Special Considerations for Children’s Injury Cases

by Andrew Mounier on October 24, 2013

  • Sharebar

child injuryLearning that a child has been injured in an accident is distressing for parents.  Discovering that the injury was preventable as it was due to another person’s negligence makes the situation even more devastating.  Unfortunately, every day children are injured or killed in accidents.  According to the Centers for Disease Control (CDC) each year over 12,000 children ages 0-19 are killed in accidents.  Over 9 million are injured, requiring emergency room care.  Automobile accidents are the leading cause of death for children.  The leading causes of nonfatal injuries include falls, animal bites, burns, and suffocation.  Of course there are many other causes for injury to children such as defective products and negligent medical care.

Pursuing a Personal Injury Case
Just as in a case where an adult is injured due to the negligence of another person, an adolescent victim via a personal representative or his or her parents, can seek damages for the losses suffered.  Economic damages may include medical expenses.  It may even be possible to recover damages for loss of earning potential.  Non-economic damages can include compensation for pain and suffering and punitive damages.  However, when calculating such damages for child victims there are special factors that a court will consider that are not applicable to cases where an adult is the victim.

Because  of the importance of preserving any award for the long-term care of the child, any money awarded for the benefit of a child is typically placed in a trust, with the child named as the beneficiary.  The child may be allowed direct access to the funds upon reaching the age of majority.

Life-Long Care
A Kansas City personal injury attorney points out that in a children’s injury case, where a child’s injury leaves the child permanently disabled, the child may require long-term medical treatment or rehabilitative care.  As a child grows the type of care and treatment may change to remain consistent with the child’s changing physical, educational, psychological and emotional needs.  For example, if the child lost a limb in a car accident and as a result was fitted with a prosthetic, the prosthetic will have to be replaced as the child grows.  Similarly, if a child requires the use of a wheelchair, new chairs may be needed as the child grows.

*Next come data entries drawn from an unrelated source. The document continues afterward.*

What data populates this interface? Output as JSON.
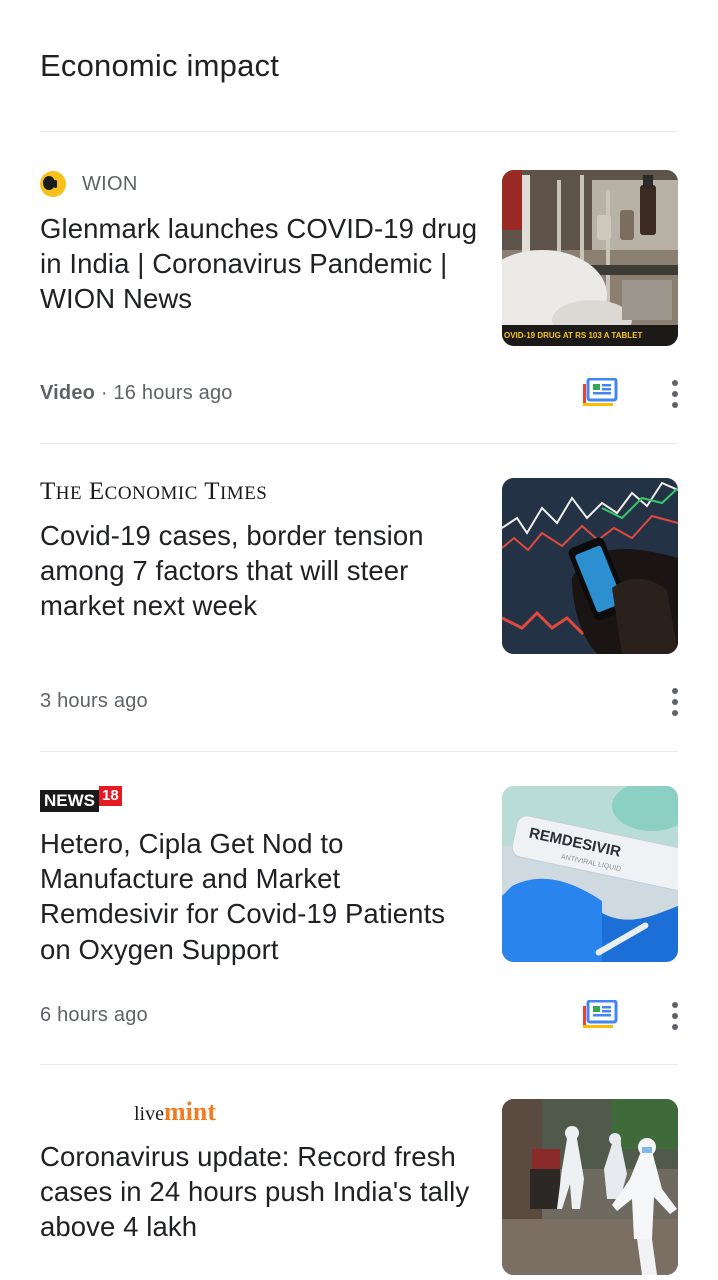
{
  "section": {
    "title": "Economic impact"
  },
  "articles": [
    {
      "source": "WION",
      "headline": "Glenmark launches COVID-19 drug in India | Coronavirus Pandemic | WION News",
      "type": "Video",
      "time": "· 16 hours ago",
      "thumb_caption": "OVID-19 DRUG AT RS 103 A TABLET",
      "has_full_coverage": true
    },
    {
      "source": "THE ECONOMIC TIMES",
      "headline": "Covid-19 cases, border tension among 7 factors that will steer market next week",
      "time": "3 hours ago",
      "has_full_coverage": false
    },
    {
      "source_news": "NEWS",
      "source_num": "18",
      "headline": "Hetero, Cipla Get Nod to Manufacture and Market Remdesivir for Covid-19 Patients on Oxygen Support",
      "time": "6 hours ago",
      "thumb_label": "REMDESIVIR",
      "thumb_sublabel": "ANTIVIRAL LIQUID",
      "has_full_coverage": true
    },
    {
      "source_live": "live",
      "source_mint": "mint",
      "headline": "Coronavirus update: Record fresh cases in 24 hours push India's tally above 4 lakh"
    }
  ],
  "icons": {
    "full_coverage": "full-coverage-icon",
    "more": "more-vert-icon"
  },
  "colors": {
    "text": "#202124",
    "secondary": "#5f6368",
    "divider": "#e8eaed"
  }
}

Determining a child’s future medical needs as well as quality of life needs, and putting a dollar value to them involves complex calculations.  Indeed, in the most extreme cases where a baby is injured, costs may need to be projected decades and decades into the future.  Such calculations will be critical to the case and should only be performed by an expert.

Pain and Suffering
Pain and suffering is a type of non-economic compensation that a court will award a child to compensate for injuries that are not readily quantifiable, but are linked to the emotional trauma and physical pain the child experiences as a result of the accident and resulting injuries.  For children this is a significant consideration as social interaction, self-image, and peer acceptance are integral to a child’s daily social life and critical to development.  For example, the fact that a child who had a leg amputated cannot run around on the playground is relevant.  As is the fact that a child with scars from a severe facial burn is likely to be stared at, laughed at, or avoided by other children.   Thus, a child who suffers a facial disfigurement, an amputation, or a brain injury will not only have to go through painful, invasive treatments for the injury, but will be emotionally traumatized by the experience and the resulting social effects.

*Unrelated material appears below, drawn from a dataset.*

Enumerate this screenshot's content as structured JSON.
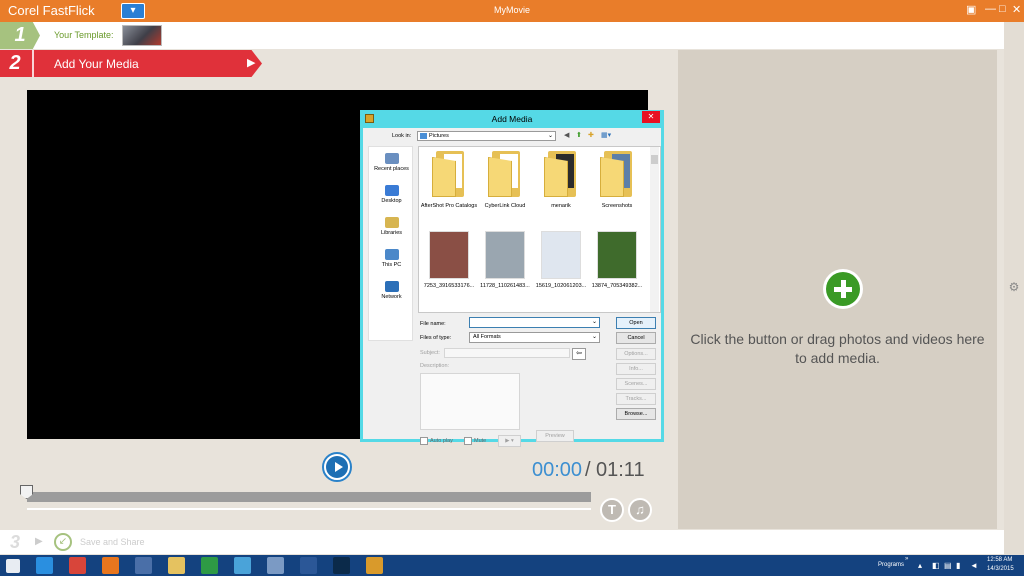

Preventing additional trauma
A final, yet important consideration when pursuing a personal injury case where a child is the victim is the impact the legal proceeding will have on the child.  While every reasonable effort should be made to make sure that the negligent person is held accountable, the case should be pursued in a manner that causes the victim minimal additional trauma.

During a child victim personal injury case what can be done to minimize the stress on the child?  What should be done to ensure that the needs of the child are the paramount consideration in the case, and not the needs or wishes of the parents?

Andrew Mounier
Andrew Mounier is a Content Engineer and Author. He has worked in marketing for over a decade and finds his passion in bringing concepts to life for the world to enjoy. He is also an avid legal blogger and currently working on a book with his wife about social entrepreneurship. He is a true Socialpreneur and finds that his goal in life is to be an agent for positive social change through both his writing and business endeavors.
Andrew Mounier
Andrew Mounier

Latest posts by Andrew Mounier (see all)

No related posts.

Previous post:

Next post: